October 15, 2019 by John Fernandez
Roundup: DASH, Mediterranean Plans Top ‘Best Diets’ List
Nutrition and medical experts have again placed two diets that focus on the health benefits of fruits and vegetables at the top of their list of best diets.
U.S. News and World Report has released its annual list of the best diets. The selections are made by panel of nutritionists, dietary consultants, physicians and other experts. The DASH (Dietary Approaches to Stop Hypertension) and Mediterranean diets tied for first place in the eighth annual ranking.
Launched by the National Heart, Lung, and Blood Institute as a diet to help reduce blood pressure, DASH emphasizes fruits, vegetables, whole grains, lean protein and low-fat dairy. DASH also restricts calorie- and fat-laden sweets and red meat. The Mediterranean Diet also spotlights meals low in red meat, sugar and saturated fat, while recommending significant portions of fruits, vegetables and whole grains. It also promotes the “good” fats from olive oil or fish.
“The reality, as frustrated dieters know well, is that dieting is hard, and frankly, most diets don’t work,” states U.S. News and World Report. “Some can even threaten your health.”
U.S. News said its editors and reporters spent months reviewing diet plans and “mining medical journals, government reports and other resources to create in-depth profiles for those that made the cut.”
Last year, DASH and the Mediterranean Diet came in No. 1 and No. 2, respectively, in the U.S. News ranking.
- Just 1 in 10 Adults Getting Enough Fruits and Vegetables, CDC Reports
- 5 Myths About Sugar That May Surprise You
- Inflammation Fighting Foods
Diabetes Drug Reverses Alzheimer’s Symptoms in Mice
New research indicates that a drug initially developed to treat diabetes can significantly reduce or reverse memory loss and brain degeneration in mice with a version of Alzheimer’s disease.
The study suggests that medication could one day be used as a breakthrough treatment for Alzheimer’s disease and other memory-related illnesses.
The study, published online this week in Brain Research, was conducted by scientists from Lancaster University in England. They used lab mice to test the effectiveness of a diabetes drug known as a triple receptor in treating Alzheimer’s disease. After the mice were administered the drug, the rodents were then put through a maze test designed to measure their memory. The mice showed improved learning and memory skills.
Results also showed reduced amounts of “amyloid plaques” in the brain of the mice. Amyloid plaques are abnormal clusters of proteins which “stick” to nerve cells. They are linked to the development of Alzheimer’s.

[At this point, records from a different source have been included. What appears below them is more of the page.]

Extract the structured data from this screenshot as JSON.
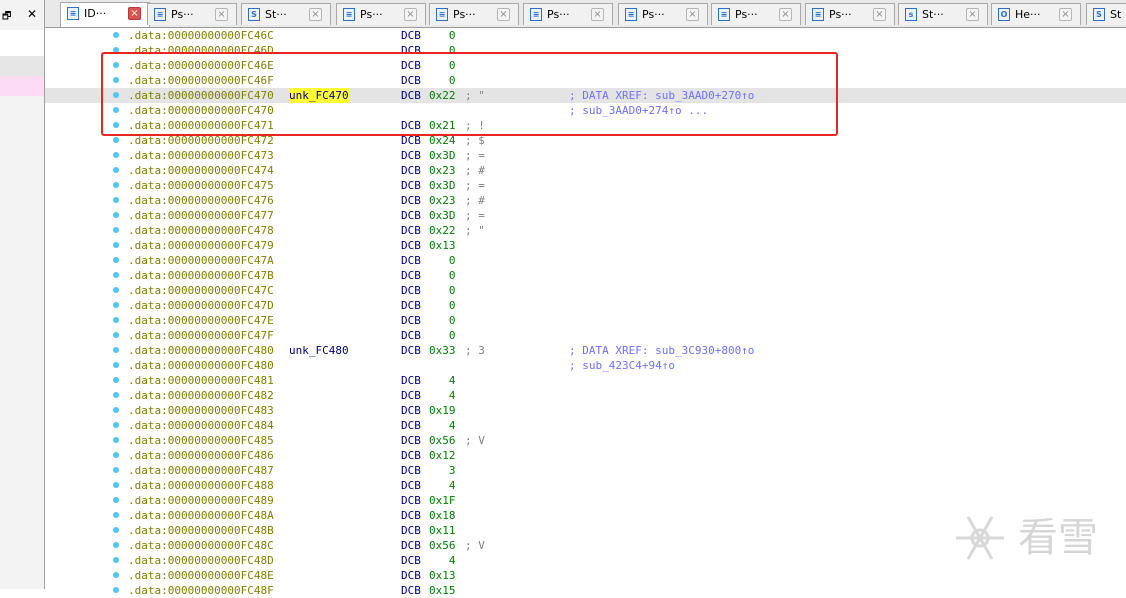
{
  "window": {
    "restore_glyph": "🗗",
    "close_glyph": "✕"
  },
  "tabs": [
    {
      "label": "ID···",
      "icon": "list-view-icon",
      "active": true
    },
    {
      "label": "Ps···",
      "icon": "list-view-icon"
    },
    {
      "label": "St···",
      "icon": "structures-icon"
    },
    {
      "label": "Ps···",
      "icon": "list-view-icon"
    },
    {
      "label": "Ps···",
      "icon": "list-view-icon"
    },
    {
      "label": "Ps···",
      "icon": "list-view-icon"
    },
    {
      "label": "Ps···",
      "icon": "list-view-icon"
    },
    {
      "label": "Ps···",
      "icon": "list-view-icon"
    },
    {
      "label": "Ps···",
      "icon": "list-view-icon"
    },
    {
      "label": "St···",
      "icon": "strings-icon"
    },
    {
      "label": "He···",
      "icon": "hex-view-icon"
    },
    {
      "label": "St",
      "icon": "structures-icon"
    }
  ],
  "tab_close_glyph": "×",
  "listing": [
    {
      "addr": ".data:00000000000FC46C",
      "mn": "DCB",
      "op": "   0"
    },
    {
      "addr": ".data:00000000000FC46D",
      "mn": "DCB",
      "op": "   0"
    },
    {
      "addr": ".data:00000000000FC46E",
      "mn": "DCB",
      "op": "   0"
    },
    {
      "addr": ".data:00000000000FC46F",
      "mn": "DCB",
      "op": "   0"
    },
    {
      "addr": ".data:00000000000FC470",
      "label": "unk_FC470",
      "mn": "DCB",
      "op": "0x22",
      "comment": "; \"",
      "xref": "; DATA XREF: sub_3AAD0+270↑o"
    },
    {
      "addr": ".data:00000000000FC470",
      "xref": "; sub_3AAD0+274↑o ..."
    },
    {
      "addr": ".data:00000000000FC471",
      "mn": "DCB",
      "op": "0x21",
      "comment": "; !"
    },
    {
      "addr": ".data:00000000000FC472",
      "mn": "DCB",
      "op": "0x24",
      "comment": "; $"
    },
    {
      "addr": ".data:00000000000FC473",
      "mn": "DCB",
      "op": "0x3D",
      "comment": "; ="
    },
    {
      "addr": ".data:00000000000FC474",
      "mn": "DCB",
      "op": "0x23",
      "comment": "; #"
    },
    {
      "addr": ".data:00000000000FC475",
      "mn": "DCB",
      "op": "0x3D",
      "comment": "; ="
    },
    {
      "addr": ".data:00000000000FC476",
      "mn": "DCB",
      "op": "0x23",
      "comment": "; #"
    },
    {
      "addr": ".data:00000000000FC477",
      "mn": "DCB",
      "op": "0x3D",
      "comment": "; ="
    },
    {
      "addr": ".data:00000000000FC478",
      "mn": "DCB",
      "op": "0x22",
      "comment": "; \""
    },
    {
      "addr": ".data:00000000000FC479",
      "mn": "DCB",
      "op": "0x13"
    },
    {
      "addr": ".data:00000000000FC47A",
      "mn": "DCB",
      "op": "   0"
    },
    {
      "addr": ".data:00000000000FC47B",
      "mn": "DCB",
      "op": "   0"
    },
    {
      "addr": ".data:00000000000FC47C",
      "mn": "DCB",
      "op": "   0"
    },
    {
      "addr": ".data:00000000000FC47D",
      "mn": "DCB",
      "op": "   0"
    },
    {
      "addr": ".data:00000000000FC47E",
      "mn": "DCB",
      "op": "   0"
    },
    {
      "addr": ".data:00000000000FC47F",
      "mn": "DCB",
      "op": "   0"
    },
    {
      "addr": ".data:00000000000FC480",
      "label": "unk_FC480",
      "mn": "DCB",
      "op": "0x33",
      "comment": "; 3",
      "xref": "; DATA XREF: sub_3C930+800↑o"
    },
    {
      "addr": ".data:00000000000FC480",
      "xref": "; sub_423C4+94↑o"
    },
    {
      "addr": ".data:00000000000FC481",
      "mn": "DCB",
      "op": "   4"
    },
    {
      "addr": ".data:00000000000FC482",
      "mn": "DCB",
      "op": "   4"
    },
    {
      "addr": ".data:00000000000FC483",
      "mn": "DCB",
      "op": "0x19"
    },
    {
      "addr": ".data:00000000000FC484",
      "mn": "DCB",
      "op": "   4"
    },
    {
      "addr": ".data:00000000000FC485",
      "mn": "DCB",
      "op": "0x56",
      "comment": "; V"
    },
    {
      "addr": ".data:00000000000FC486",
      "mn": "DCB",
      "op": "0x12"
    },
    {
      "addr": ".data:00000000000FC487",
      "mn": "DCB",
      "op": "   3"
    },
    {
      "addr": ".data:00000000000FC488",
      "mn": "DCB",
      "op": "   4"
    },
    {
      "addr": ".data:00000000000FC489",
      "mn": "DCB",
      "op": "0x1F"
    },
    {
      "addr": ".data:00000000000FC48A",
      "mn": "DCB",
      "op": "0x18"
    },
    {
      "addr": ".data:00000000000FC48B",
      "mn": "DCB",
      "op": "0x11"
    },
    {
      "addr": ".data:00000000000FC48C",
      "mn": "DCB",
      "op": "0x56",
      "comment": "; V"
    },
    {
      "addr": ".data:00000000000FC48D",
      "mn": "DCB",
      "op": "   4"
    },
    {
      "addr": ".data:00000000000FC48E",
      "mn": "DCB",
      "op": "0x13"
    },
    {
      "addr": ".data:00000000000FC48F",
      "mn": "DCB",
      "op": "0x15"
    }
  ],
  "highlighted_row": 4,
  "highlighted_label_row": 4,
  "watermark": {
    "text": "看雪",
    "icon": "snowflake-logo"
  },
  "colors": {
    "address": "#808000",
    "mnemonic": "#000080",
    "operand": "#008000",
    "xref": "#7070ff",
    "red_box": "#e8261f",
    "label_highlight": "#ffff33",
    "dot": "#4fc7f0"
  }
}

Alzheimer’s disease is the most common cause of dementia, and the number of adults afflicted is expected to rise as the elderly population in the United States increases.
Lead researcher, Professor Christian Holscher of Lancaster University, said this treatment “holds clear promise of being developed into a new treatment for chronic neurodegenerative disorders such as Alzheimer’s disease.”
But he added that “further dose-response tests and direct comparisons with other drugs have to be conducted in order to evaluate if this new drugs is superior to previous ones.”
Teens Who Vape More Likely to Try Cigarettes, Study Finds
Teens who “vape” — or use e-cigarettes — are more than twice as likely to try traditional cigarettes, compared to those who don’t vape, a new survey has found.
The conclusion reached by researchers at the University of California at San Francisco (UCSF) is that young adults who start with electronic forms of smoking are more likely to get hooked on conventional cigarettes. Smoking tobacco is one of the primary risk factors for lung cancer and heart disease.
UCSF researchers, who surveyed 10,384 youths ages 12 to 17 who were nonsmokers at the outset of the study, found that using chewing tobacco, water pipes and snuff also makes a teenager more likely to switch to traditional cigarettes.
The study, published this week in the Journal of the American Medical Association’s online Pediatrics magazine, contradicts the stance by the e-cigarette industry, which promotes electronic vaporizers as a safer alternative to cigarettes. A vaporizer, or “vape,” allows a user to inhale a mixture of liquid nicotine and water vapor.
“Any use of e-cigarettes, hookah, non-cigarette combustible tobacco, or smokeless tobacco was independently associated with cigarette smoking 1 year later. Use of more than 1 product increased the odds of progressing to cigarette use,” the UCSF study concluded.